((

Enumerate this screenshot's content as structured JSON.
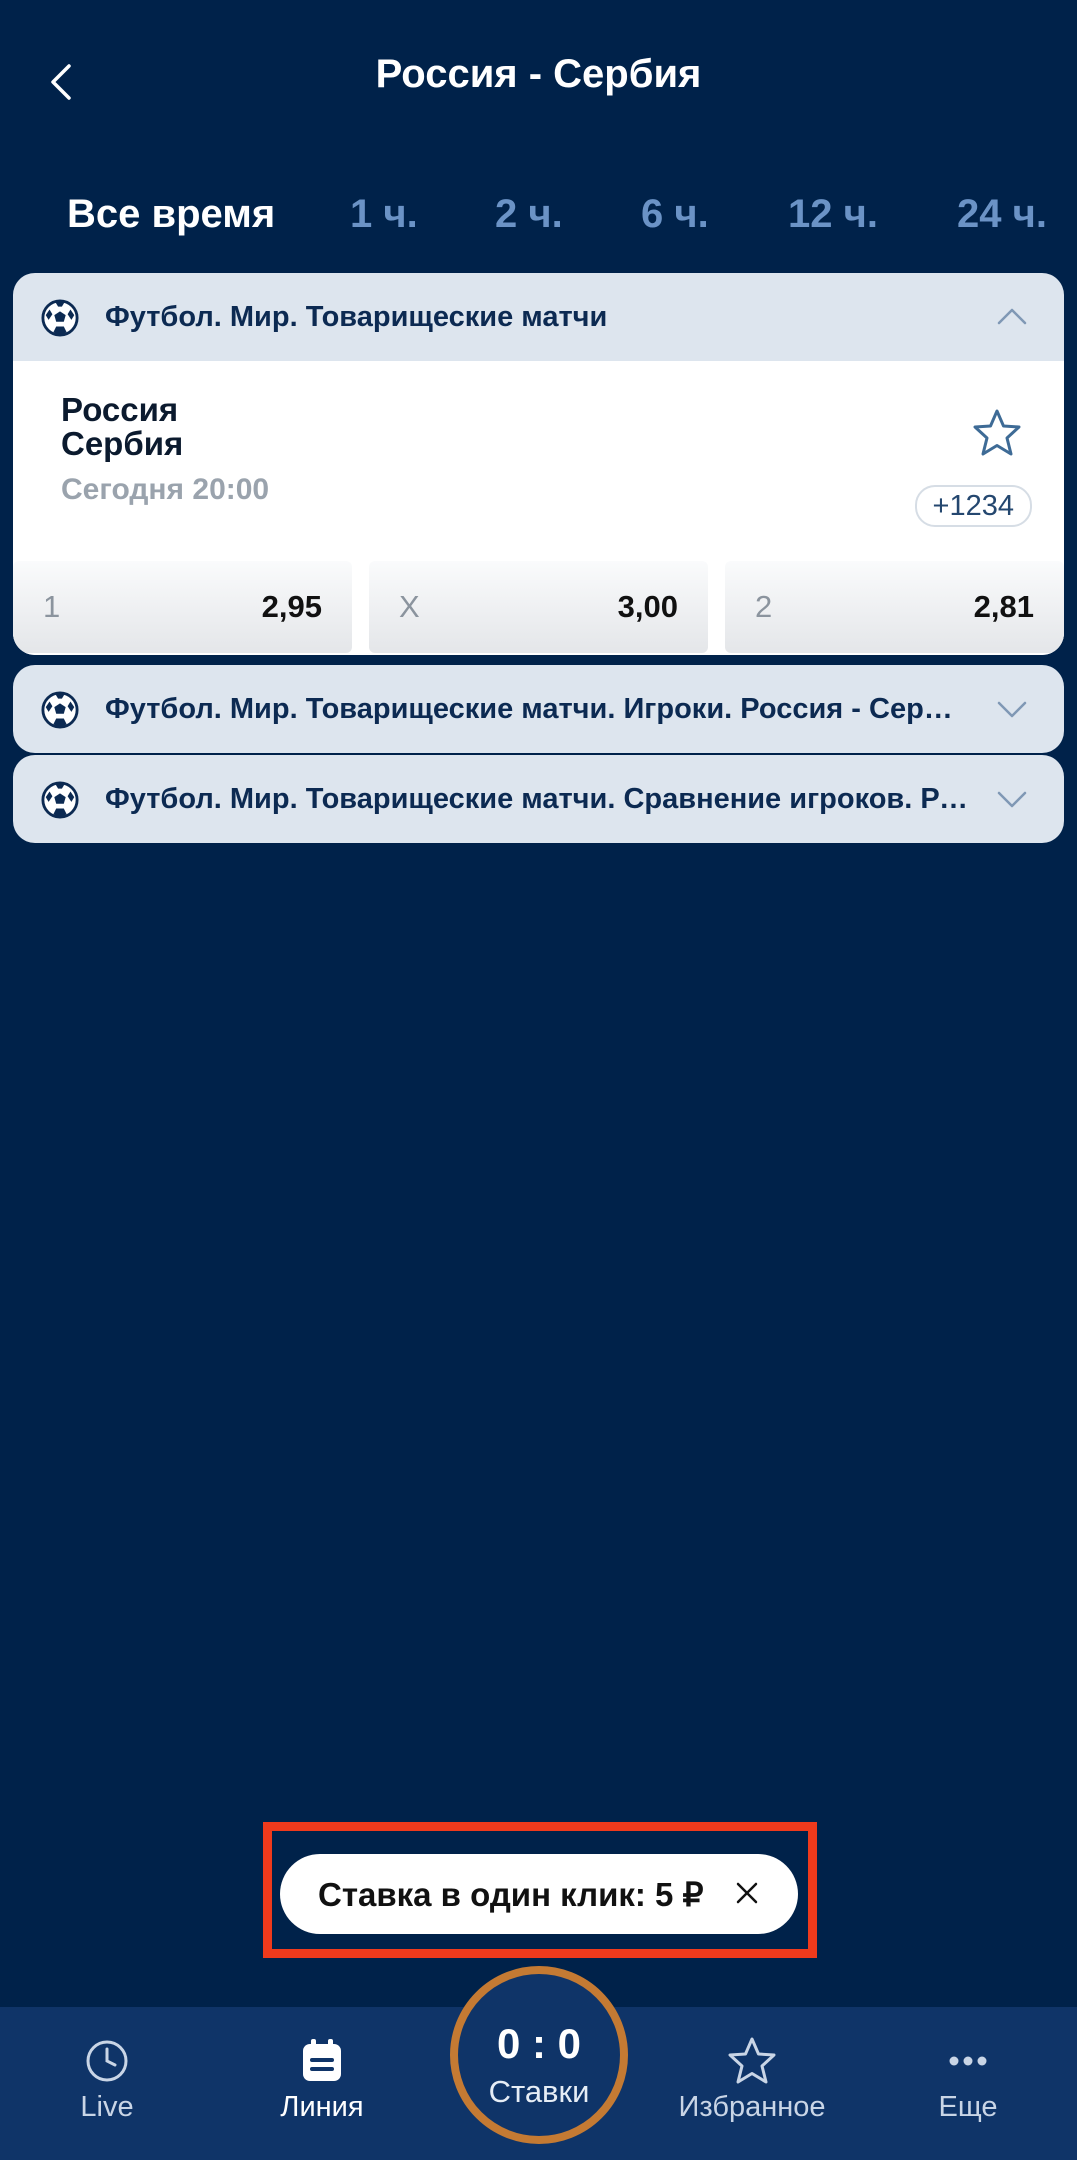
{
  "header": {
    "title": "Россия - Сербия"
  },
  "tabs": [
    {
      "label": "Все время"
    },
    {
      "label": "1 ч."
    },
    {
      "label": "2 ч."
    },
    {
      "label": "6 ч."
    },
    {
      "label": "12 ч."
    },
    {
      "label": "24 ч."
    }
  ],
  "groups": [
    {
      "title": "Футбол. Мир. Товарищеские матчи",
      "expanded": true,
      "match": {
        "team1": "Россия",
        "team2": "Сербия",
        "time": "Сегодня 20:00",
        "more": "+1234",
        "odds": [
          {
            "label": "1",
            "value": "2,95"
          },
          {
            "label": "X",
            "value": "3,00"
          },
          {
            "label": "2",
            "value": "2,81"
          }
        ]
      }
    },
    {
      "title": "Футбол. Мир. Товарищеские матчи. Игроки. Россия - Сербия",
      "expanded": false
    },
    {
      "title": "Футбол. Мир. Товарищеские матчи. Сравнение игроков. Россия - Сербия",
      "expanded": false
    }
  ],
  "quick_bet": {
    "label": "Ставка в один клик: 5 ₽"
  },
  "bottom_nav": {
    "live": "Live",
    "line": "Линия",
    "bets_score": "0 : 0",
    "bets": "Ставки",
    "favorites": "Избранное",
    "more": "Еще"
  },
  "colors": {
    "background": "#00224a",
    "group_header": "#dde5ee",
    "tab_inactive": "#6b93c6",
    "highlight_frame": "#ef3a1c",
    "bets_ring": "#c47a33"
  }
}
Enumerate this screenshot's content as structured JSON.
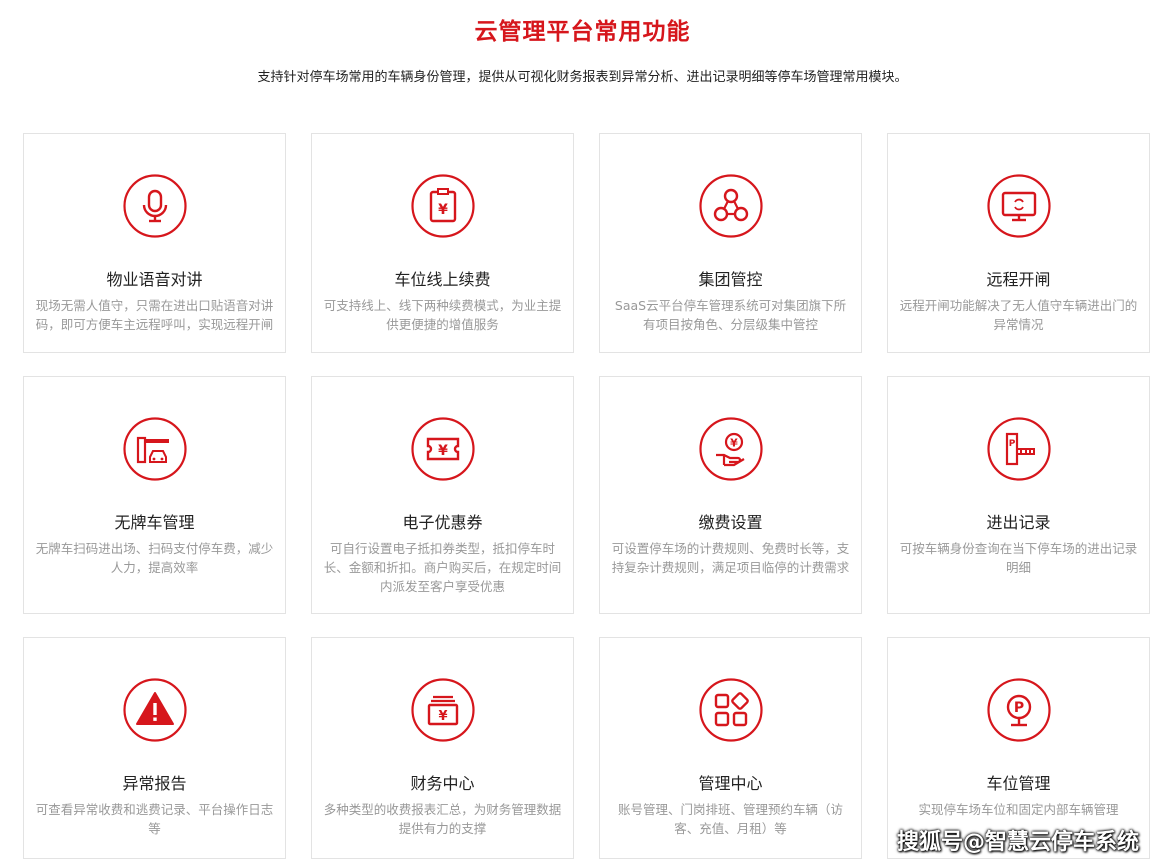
{
  "header": {
    "title": "云管理平台常用功能",
    "subtitle": "支持针对停车场常用的车辆身份管理，提供从可视化财务报表到异常分析、进出记录明细等停车场管理常用模块。"
  },
  "colors": {
    "accent": "#d6161c",
    "desc": "#999999",
    "border": "#e3e3e3"
  },
  "features": [
    {
      "icon": "microphone-icon",
      "name": "物业语音对讲",
      "desc": "现场无需人值守，只需在进出口贴语音对讲码，即可方便车主远程呼叫，实现远程开闸"
    },
    {
      "icon": "bill-icon",
      "name": "车位线上续费",
      "desc": "可支持线上、线下两种续费模式，为业主提供更便捷的增值服务"
    },
    {
      "icon": "group-icon",
      "name": "集团管控",
      "desc": "SaaS云平台停车管理系统可对集团旗下所有项目按角色、分层级集中管控"
    },
    {
      "icon": "monitor-icon",
      "name": "远程开闸",
      "desc": "远程开闸功能解决了无人值守车辆进出门的异常情况"
    },
    {
      "icon": "barrier-car-icon",
      "name": "无牌车管理",
      "desc": "无牌车扫码进出场、扫码支付停车费，减少人力，提高效率"
    },
    {
      "icon": "coupon-icon",
      "name": "电子优惠券",
      "desc": "可自行设置电子抵扣券类型，抵扣停车时长、金额和折扣。商户购买后，在规定时间内派发至客户享受优惠"
    },
    {
      "icon": "payment-hand-icon",
      "name": "缴费设置",
      "desc": "可设置停车场的计费规则、免费时长等，支持复杂计费规则，满足项目临停的计费需求"
    },
    {
      "icon": "parking-gate-icon",
      "name": "进出记录",
      "desc": "可按车辆身份查询在当下停车场的进出记录明细"
    },
    {
      "icon": "warning-icon",
      "name": "异常报告",
      "desc": "可查看异常收费和逃费记录、平台操作日志等"
    },
    {
      "icon": "finance-icon",
      "name": "财务中心",
      "desc": "多种类型的收费报表汇总，为财务管理数据提供有力的支撑"
    },
    {
      "icon": "apps-icon",
      "name": "管理中心",
      "desc": "账号管理、门岗排班、管理预约车辆（访客、充值、月租）等"
    },
    {
      "icon": "parking-icon",
      "name": "车位管理",
      "desc": "实现停车场车位和固定内部车辆管理"
    }
  ],
  "watermark": "搜狐号@智慧云停车系统"
}
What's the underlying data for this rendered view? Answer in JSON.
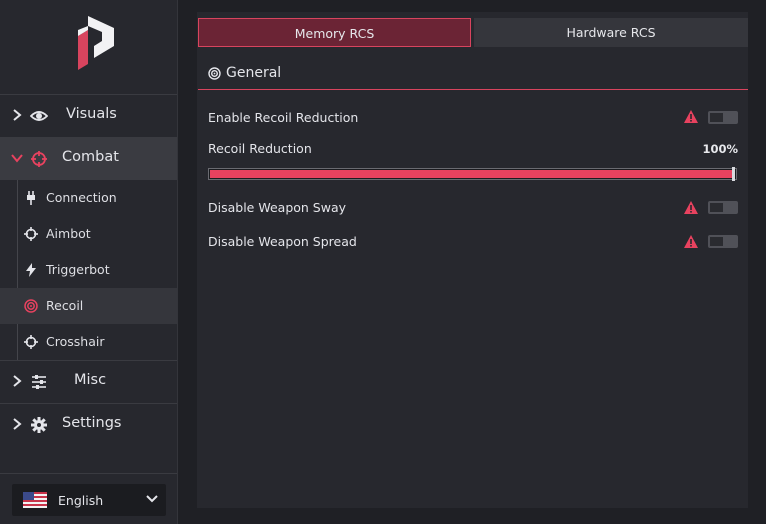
{
  "sidebar": {
    "logo": "app-logo-icon",
    "nav": {
      "visuals": {
        "label": "Visuals",
        "icon": "eye-icon"
      },
      "combat": {
        "label": "Combat",
        "icon": "crosshair-icon"
      },
      "misc": {
        "label": "Misc",
        "icon": "sliders-icon"
      },
      "settings": {
        "label": "Settings",
        "icon": "gear-icon"
      }
    },
    "combat_items": [
      {
        "label": "Connection",
        "icon": "plug-icon"
      },
      {
        "label": "Aimbot",
        "icon": "crosshair-icon"
      },
      {
        "label": "Triggerbot",
        "icon": "lightning-icon"
      },
      {
        "label": "Recoil",
        "icon": "target-icon"
      },
      {
        "label": "Crosshair",
        "icon": "crosshair-icon"
      }
    ],
    "language": {
      "label": "English",
      "icon": "us-flag-icon"
    }
  },
  "tabs": {
    "memory": "Memory RCS",
    "hardware": "Hardware RCS"
  },
  "section": {
    "title": "General",
    "icon": "target-icon"
  },
  "settings": {
    "enable_recoil_reduction": {
      "label": "Enable Recoil Reduction",
      "enabled": false
    },
    "recoil_reduction": {
      "label": "Recoil Reduction",
      "value_text": "100%",
      "value": 100
    },
    "disable_weapon_sway": {
      "label": "Disable Weapon Sway",
      "enabled": false
    },
    "disable_weapon_spread": {
      "label": "Disable Weapon Spread",
      "enabled": false
    }
  },
  "colors": {
    "accent": "#e8425f",
    "warning": "#e8425f",
    "sidebar_bg": "#27282e",
    "page_bg": "#1f2025"
  }
}
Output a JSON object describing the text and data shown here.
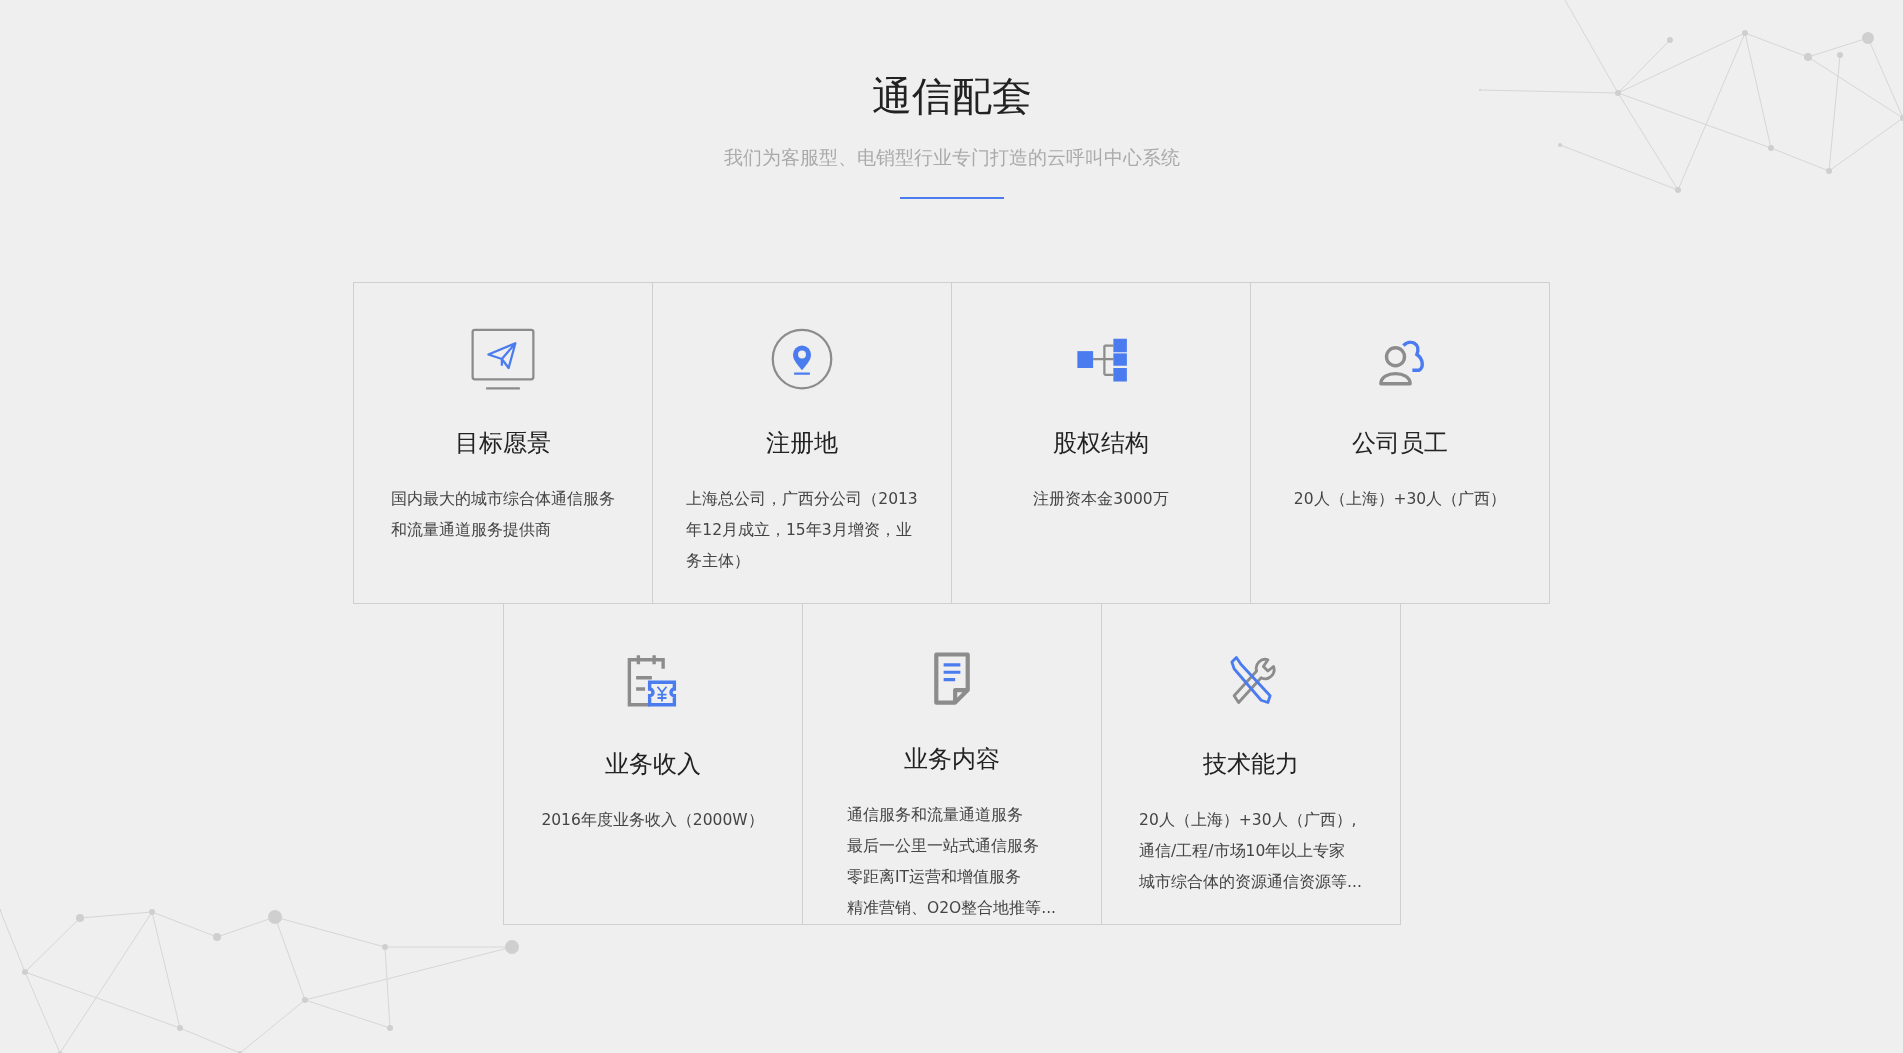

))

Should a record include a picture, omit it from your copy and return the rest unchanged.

Enumerate this screenshot's content as structured JSON.
{
  "header": {
    "title": "Россия - Сербия"
  },
  "tabs": [
    {
      "label": "Все время"
    },
    {
      "label": "1 ч."
    },
    {
      "label": "2 ч."
    },
    {
      "label": "6 ч."
    },
    {
      "label": "12 ч."
    },
    {
      "label": "24 ч."
    }
  ],
  "groups": [
    {
      "title": "Футбол. Мир. Товарищеские матчи",
      "expanded": true,
      "match": {
        "team1": "Россия",
        "team2": "Сербия",
        "time": "Сегодня 20:00",
        "more": "+1234",
        "odds": [
          {
            "label": "1",
            "value": "2,95"
          },
          {
            "label": "X",
            "value": "3,00"
          },
          {
            "label": "2",
            "value": "2,81"
          }
        ]
      }
    },
    {
      "title": "Футбол. Мир. Товарищеские матчи. Игроки. Россия - Сербия",
      "expanded": false
    },
    {
      "title": "Футбол. Мир. Товарищеские матчи. Сравнение игроков. Россия - Сербия",
      "expanded": false
    }
  ],
  "quick_bet": {
    "label": "Ставка в один клик: 5 ₽"
  },
  "bottom_nav": {
    "live": "Live",
    "line": "Линия",
    "bets_score": "0 : 0",
    "bets": "Ставки",
    "favorites": "Избранное",
    "more": "Еще"
  },
  "colors": {
    "background": "#00224a",
    "group_header": "#dde5ee",
    "tab_inactive": "#6b93c6",
    "highlight_frame": "#ef3a1c",
    "bets_ring": "#c47a33"
  }
}
Enumerate this screenshot's content as structured JSON.
{
  "header": {
    "title": "云管理平台常用功能",
    "subtitle": "支持针对停车场常用的车辆身份管理，提供从可视化财务报表到异常分析、进出记录明细等停车场管理常用模块。"
  },
  "colors": {
    "accent": "#d6161c",
    "desc": "#999999",
    "border": "#e3e3e3"
  },
  "features": [
    {
      "icon": "microphone-icon",
      "name": "物业语音对讲",
      "desc": "现场无需人值守，只需在进出口贴语音对讲码，即可方便车主远程呼叫，实现远程开闸"
    },
    {
      "icon": "bill-icon",
      "name": "车位线上续费",
      "desc": "可支持线上、线下两种续费模式，为业主提供更便捷的增值服务"
    },
    {
      "icon": "group-icon",
      "name": "集团管控",
      "desc": "SaaS云平台停车管理系统可对集团旗下所有项目按角色、分层级集中管控"
    },
    {
      "icon": "monitor-icon",
      "name": "远程开闸",
      "desc": "远程开闸功能解决了无人值守车辆进出门的异常情况"
    },
    {
      "icon": "barrier-car-icon",
      "name": "无牌车管理",
      "desc": "无牌车扫码进出场、扫码支付停车费，减少人力，提高效率"
    },
    {
      "icon": "coupon-icon",
      "name": "电子优惠券",
      "desc": "可自行设置电子抵扣券类型，抵扣停车时长、金额和折扣。商户购买后，在规定时间内派发至客户享受优惠"
    },
    {
      "icon": "payment-hand-icon",
      "name": "缴费设置",
      "desc": "可设置停车场的计费规则、免费时长等，支持复杂计费规则，满足项目临停的计费需求"
    },
    {
      "icon": "parking-gate-icon",
      "name": "进出记录",
      "desc": "可按车辆身份查询在当下停车场的进出记录明细"
    },
    {
      "icon": "warning-icon",
      "name": "异常报告",
      "desc": "可查看异常收费和逃费记录、平台操作日志等"
    },
    {
      "icon": "finance-icon",
      "name": "财务中心",
      "desc": "多种类型的收费报表汇总，为财务管理数据提供有力的支撑"
    },
    {
      "icon": "apps-icon",
      "name": "管理中心",
      "desc": "账号管理、门岗排班、管理预约车辆（访客、充值、月租）等"
    },
    {
      "icon": "parking-icon",
      "name": "车位管理",
      "desc": "实现停车场车位和固定内部车辆管理"
    }
  ],
  "watermark": "搜狐号@智慧云停车系统"
}
What's the underlying data for this rendered view? Answer in JSON.
{
  "sidebar": {
    "logo": "app-logo-icon",
    "nav": {
      "visuals": {
        "label": "Visuals",
        "icon": "eye-icon"
      },
      "combat": {
        "label": "Combat",
        "icon": "crosshair-icon"
      },
      "misc": {
        "label": "Misc",
        "icon": "sliders-icon"
      },
      "settings": {
        "label": "Settings",
        "icon": "gear-icon"
      }
    },
    "combat_items": [
      {
        "label": "Connection",
        "icon": "plug-icon"
      },
      {
        "label": "Aimbot",
        "icon": "crosshair-icon"
      },
      {
        "label": "Triggerbot",
        "icon": "lightning-icon"
      },
      {
        "label": "Recoil",
        "icon": "target-icon"
      },
      {
        "label": "Crosshair",
        "icon": "crosshair-icon"
      }
    ],
    "language": {
      "label": "English",
      "icon": "us-flag-icon"
    }
  },
  "tabs": {
    "memory": "Memory RCS",
    "hardware": "Hardware RCS"
  },
  "section": {
    "title": "General",
    "icon": "target-icon"
  },
  "settings": {
    "enable_recoil_reduction": {
      "label": "Enable Recoil Reduction",
      "enabled": false
    },
    "recoil_reduction": {
      "label": "Recoil Reduction",
      "value_text": "100%",
      "value": 100
    },
    "disable_weapon_sway": {
      "label": "Disable Weapon Sway",
      "enabled": false
    },
    "disable_weapon_spread": {
      "label": "Disable Weapon Spread",
      "enabled": false
    }
  },
  "colors": {
    "accent": "#e8425f",
    "warning": "#e8425f",
    "sidebar_bg": "#27282e",
    "page_bg": "#1f2025"
  }
}
Output a JSON object describing the text and data shown here.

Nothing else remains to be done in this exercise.